Problem requirements: Your answer should be the records again, unchanged in wording and free of images.

BEGIN Data to process

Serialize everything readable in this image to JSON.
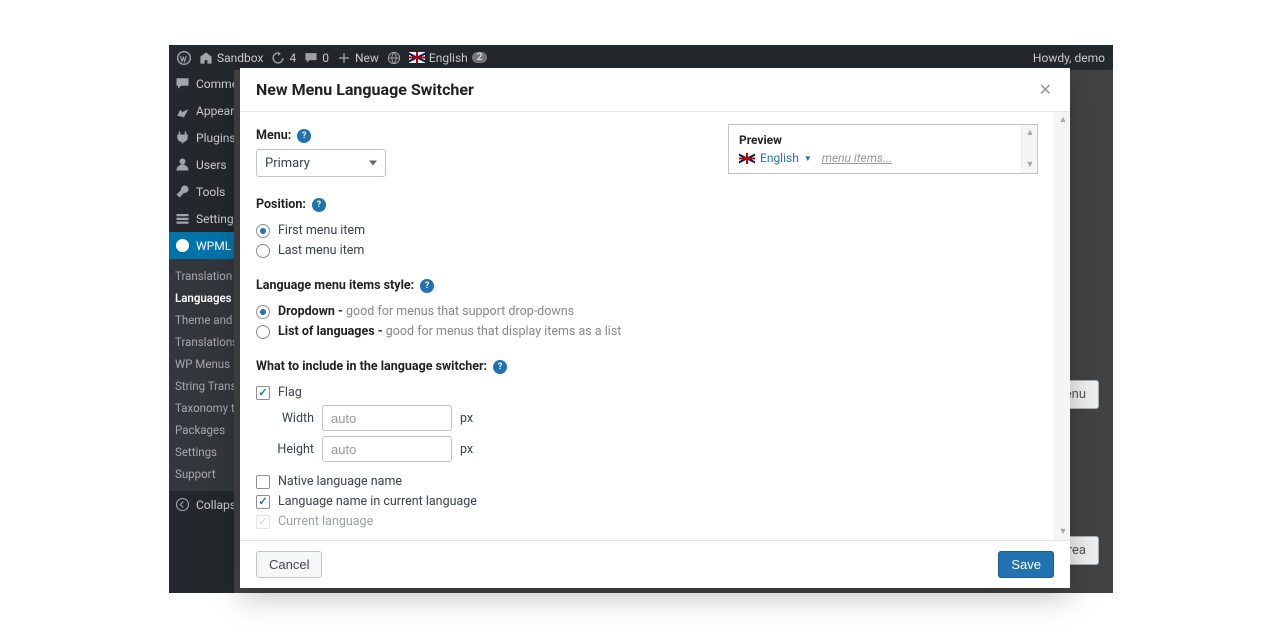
{
  "admin_bar": {
    "site_name": "Sandbox",
    "updates_count": "4",
    "comments_count": "0",
    "new_label": "New",
    "lang_label": "English",
    "howdy": "Howdy, demo"
  },
  "sidebar": {
    "items": [
      {
        "label": "Comme"
      },
      {
        "label": "Appear"
      },
      {
        "label": "Plugins"
      },
      {
        "label": "Users"
      },
      {
        "label": "Tools"
      },
      {
        "label": "Setting"
      }
    ],
    "active": "WPML",
    "sub": [
      {
        "label": "Translation Management"
      },
      {
        "label": "Languages",
        "current": true
      },
      {
        "label": "Theme and localization"
      },
      {
        "label": "Translations"
      },
      {
        "label": "WP Menus"
      },
      {
        "label": "String Trans"
      },
      {
        "label": "Taxonomy t"
      },
      {
        "label": "Packages"
      },
      {
        "label": "Settings"
      },
      {
        "label": "Support"
      }
    ],
    "collapse": "Collaps"
  },
  "dim_btns": {
    "menu": "enu",
    "area": "rea"
  },
  "modal": {
    "title": "New Menu Language Switcher",
    "menu_label": "Menu:",
    "menu_value": "Primary",
    "position_label": "Position:",
    "pos_first": "First menu item",
    "pos_last": "Last menu item",
    "style_label": "Language menu items style:",
    "style_dropdown_strong": "Dropdown - ",
    "style_dropdown_desc": "good for menus that support drop-downs",
    "style_list_strong": "List of languages - ",
    "style_list_desc": "good for menus that display items as a list",
    "include_label": "What to include in the language switcher:",
    "flag_label": "Flag",
    "width_label": "Width",
    "height_label": "Height",
    "auto_placeholder": "auto",
    "px_unit": "px",
    "native_label": "Native language name",
    "current_lang_name_label": "Language name in current language",
    "current_lang_label": "Current language",
    "preview_title": "Preview",
    "preview_lang": "English",
    "preview_menu_items": "menu items...",
    "cancel": "Cancel",
    "save": "Save"
  }
}
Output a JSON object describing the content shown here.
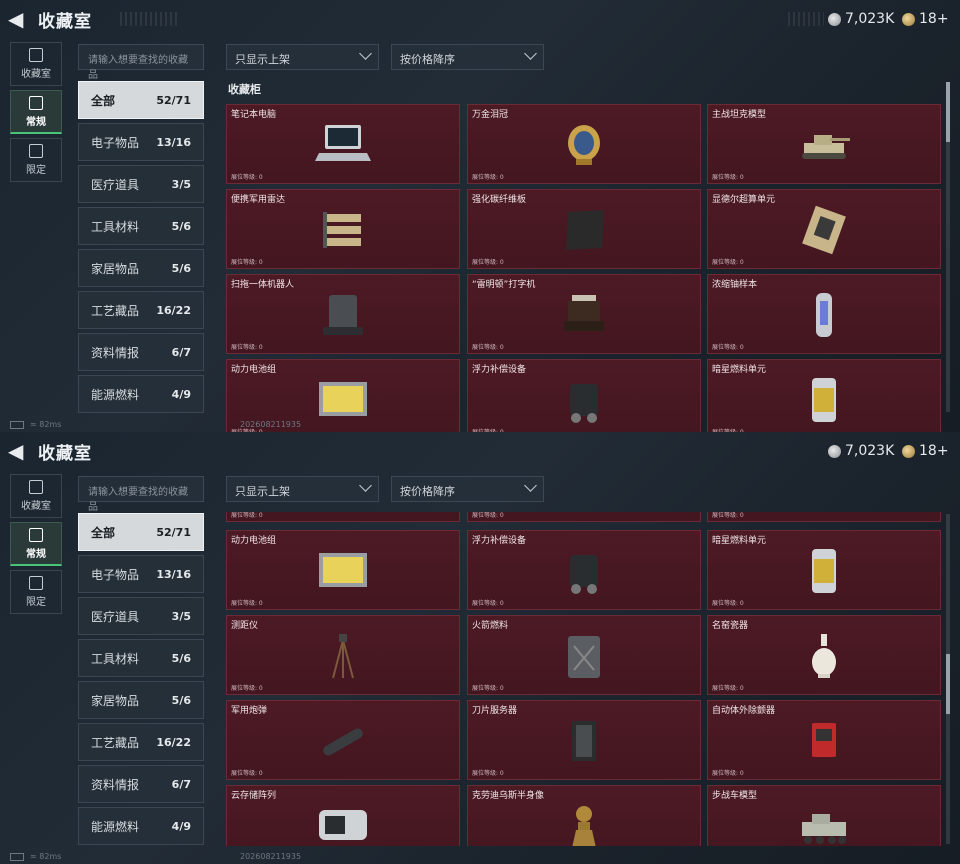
{
  "header": {
    "title": "收藏室",
    "currency_silver": "7,023K",
    "currency_gold": "18+"
  },
  "sidetabs": [
    {
      "label": "收藏室",
      "icon": "bust-icon"
    },
    {
      "label": "常规",
      "icon": "picture-icon"
    },
    {
      "label": "限定",
      "icon": "picture-icon"
    }
  ],
  "search": {
    "placeholder": "请输入想要查找的收藏品"
  },
  "filters": {
    "shelf": "只显示上架",
    "sort": "按价格降序"
  },
  "categories": [
    {
      "label": "全部",
      "count": "52/71"
    },
    {
      "label": "电子物品",
      "count": "13/16"
    },
    {
      "label": "医疗道具",
      "count": "3/5"
    },
    {
      "label": "工具材料",
      "count": "5/6"
    },
    {
      "label": "家居物品",
      "count": "5/6"
    },
    {
      "label": "工艺藏品",
      "count": "16/22"
    },
    {
      "label": "资料情报",
      "count": "6/7"
    },
    {
      "label": "能源燃料",
      "count": "4/9"
    }
  ],
  "section_title": "收藏柜",
  "level_label": "展位等级: 0",
  "items_top": [
    {
      "name": "笔记本电脑",
      "icon": "laptop-icon"
    },
    {
      "name": "万金泪冠",
      "icon": "jeweled-egg-icon"
    },
    {
      "name": "主战坦克模型",
      "icon": "tank-model-icon"
    },
    {
      "name": "便携军用雷达",
      "icon": "radar-icon"
    },
    {
      "name": "强化碳纤维板",
      "icon": "carbon-plate-icon"
    },
    {
      "name": "显德尔超算单元",
      "icon": "chip-icon"
    },
    {
      "name": "扫拖一体机器人",
      "icon": "robot-vacuum-icon"
    },
    {
      "name": "“雷明顿”打字机",
      "icon": "typewriter-icon"
    },
    {
      "name": "浓缩铀样本",
      "icon": "uranium-canister-icon"
    },
    {
      "name": "动力电池组",
      "icon": "battery-pack-icon"
    },
    {
      "name": "浮力补偿设备",
      "icon": "buoyancy-device-icon"
    },
    {
      "name": "暗星燃料单元",
      "icon": "fuel-cell-icon"
    }
  ],
  "items_bottom": [
    {
      "name": "动力电池组",
      "icon": "battery-pack-icon"
    },
    {
      "name": "浮力补偿设备",
      "icon": "buoyancy-device-icon"
    },
    {
      "name": "暗星燃料单元",
      "icon": "fuel-cell-icon"
    },
    {
      "name": "测距仪",
      "icon": "rangefinder-icon"
    },
    {
      "name": "火箭燃料",
      "icon": "jerrycan-icon"
    },
    {
      "name": "名窑瓷器",
      "icon": "vase-icon"
    },
    {
      "name": "军用炮弹",
      "icon": "shell-icon"
    },
    {
      "name": "刀片服务器",
      "icon": "server-icon"
    },
    {
      "name": "自动体外除颤器",
      "icon": "defibrillator-icon"
    },
    {
      "name": "云存储阵列",
      "icon": "storage-array-icon"
    },
    {
      "name": "克劳迪乌斯半身像",
      "icon": "bust-statue-icon"
    },
    {
      "name": "步战车模型",
      "icon": "ifv-model-icon"
    }
  ],
  "status": {
    "ping": "82ms",
    "build_id": "2026082119​35"
  }
}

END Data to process

Task output:
Serialize everything readable in this image to JSON.
{
  "admin_bar": {
    "site_name": "Sandbox",
    "updates_count": "4",
    "comments_count": "0",
    "new_label": "New",
    "lang_label": "English",
    "howdy": "Howdy, demo"
  },
  "sidebar": {
    "items": [
      {
        "label": "Comme"
      },
      {
        "label": "Appear"
      },
      {
        "label": "Plugins"
      },
      {
        "label": "Users"
      },
      {
        "label": "Tools"
      },
      {
        "label": "Setting"
      }
    ],
    "active": "WPML",
    "sub": [
      {
        "label": "Translation Management"
      },
      {
        "label": "Languages",
        "current": true
      },
      {
        "label": "Theme and localization"
      },
      {
        "label": "Translations"
      },
      {
        "label": "WP Menus"
      },
      {
        "label": "String Trans"
      },
      {
        "label": "Taxonomy t"
      },
      {
        "label": "Packages"
      },
      {
        "label": "Settings"
      },
      {
        "label": "Support"
      }
    ],
    "collapse": "Collaps"
  },
  "dim_btns": {
    "menu": "enu",
    "area": "rea"
  },
  "modal": {
    "title": "New Menu Language Switcher",
    "menu_label": "Menu:",
    "menu_value": "Primary",
    "position_label": "Position:",
    "pos_first": "First menu item",
    "pos_last": "Last menu item",
    "style_label": "Language menu items style:",
    "style_dropdown_strong": "Dropdown - ",
    "style_dropdown_desc": "good for menus that support drop-downs",
    "style_list_strong": "List of languages - ",
    "style_list_desc": "good for menus that display items as a list",
    "include_label": "What to include in the language switcher:",
    "flag_label": "Flag",
    "width_label": "Width",
    "height_label": "Height",
    "auto_placeholder": "auto",
    "px_unit": "px",
    "native_label": "Native language name",
    "current_lang_name_label": "Language name in current language",
    "current_lang_label": "Current language",
    "preview_title": "Preview",
    "preview_lang": "English",
    "preview_menu_items": "menu items...",
    "cancel": "Cancel",
    "save": "Save"
  }
}
Output a JSON object describing the content shown here.
{
  "header": {
    "title": "收藏室",
    "currency_silver": "7,023K",
    "currency_gold": "18+"
  },
  "sidetabs": [
    {
      "label": "收藏室",
      "icon": "bust-icon"
    },
    {
      "label": "常规",
      "icon": "picture-icon"
    },
    {
      "label": "限定",
      "icon": "picture-icon"
    }
  ],
  "search": {
    "placeholder": "请输入想要查找的收藏品"
  },
  "filters": {
    "shelf": "只显示上架",
    "sort": "按价格降序"
  },
  "categories": [
    {
      "label": "全部",
      "count": "52/71"
    },
    {
      "label": "电子物品",
      "count": "13/16"
    },
    {
      "label": "医疗道具",
      "count": "3/5"
    },
    {
      "label": "工具材料",
      "count": "5/6"
    },
    {
      "label": "家居物品",
      "count": "5/6"
    },
    {
      "label": "工艺藏品",
      "count": "16/22"
    },
    {
      "label": "资料情报",
      "count": "6/7"
    },
    {
      "label": "能源燃料",
      "count": "4/9"
    }
  ],
  "section_title": "收藏柜",
  "level_label": "展位等级: 0",
  "items_top": [
    {
      "name": "笔记本电脑",
      "icon": "laptop-icon"
    },
    {
      "name": "万金泪冠",
      "icon": "jeweled-egg-icon"
    },
    {
      "name": "主战坦克模型",
      "icon": "tank-model-icon"
    },
    {
      "name": "便携军用雷达",
      "icon": "radar-icon"
    },
    {
      "name": "强化碳纤维板",
      "icon": "carbon-plate-icon"
    },
    {
      "name": "显德尔超算单元",
      "icon": "chip-icon"
    },
    {
      "name": "扫拖一体机器人",
      "icon": "robot-vacuum-icon"
    },
    {
      "name": "“雷明顿”打字机",
      "icon": "typewriter-icon"
    },
    {
      "name": "浓缩铀样本",
      "icon": "uranium-canister-icon"
    },
    {
      "name": "动力电池组",
      "icon": "battery-pack-icon"
    },
    {
      "name": "浮力补偿设备",
      "icon": "buoyancy-device-icon"
    },
    {
      "name": "暗星燃料单元",
      "icon": "fuel-cell-icon"
    }
  ],
  "items_bottom": [
    {
      "name": "动力电池组",
      "icon": "battery-pack-icon"
    },
    {
      "name": "浮力补偿设备",
      "icon": "buoyancy-device-icon"
    },
    {
      "name": "暗星燃料单元",
      "icon": "fuel-cell-icon"
    },
    {
      "name": "测距仪",
      "icon": "rangefinder-icon"
    },
    {
      "name": "火箭燃料",
      "icon": "jerrycan-icon"
    },
    {
      "name": "名窑瓷器",
      "icon": "vase-icon"
    },
    {
      "name": "军用炮弹",
      "icon": "shell-icon"
    },
    {
      "name": "刀片服务器",
      "icon": "server-icon"
    },
    {
      "name": "自动体外除颤器",
      "icon": "defibrillator-icon"
    },
    {
      "name": "云存储阵列",
      "icon": "storage-array-icon"
    },
    {
      "name": "克劳迪乌斯半身像",
      "icon": "bust-statue-icon"
    },
    {
      "name": "步战车模型",
      "icon": "ifv-model-icon"
    }
  ],
  "status": {
    "ping": "82ms",
    "build_id": "2026082119​35"
  }
}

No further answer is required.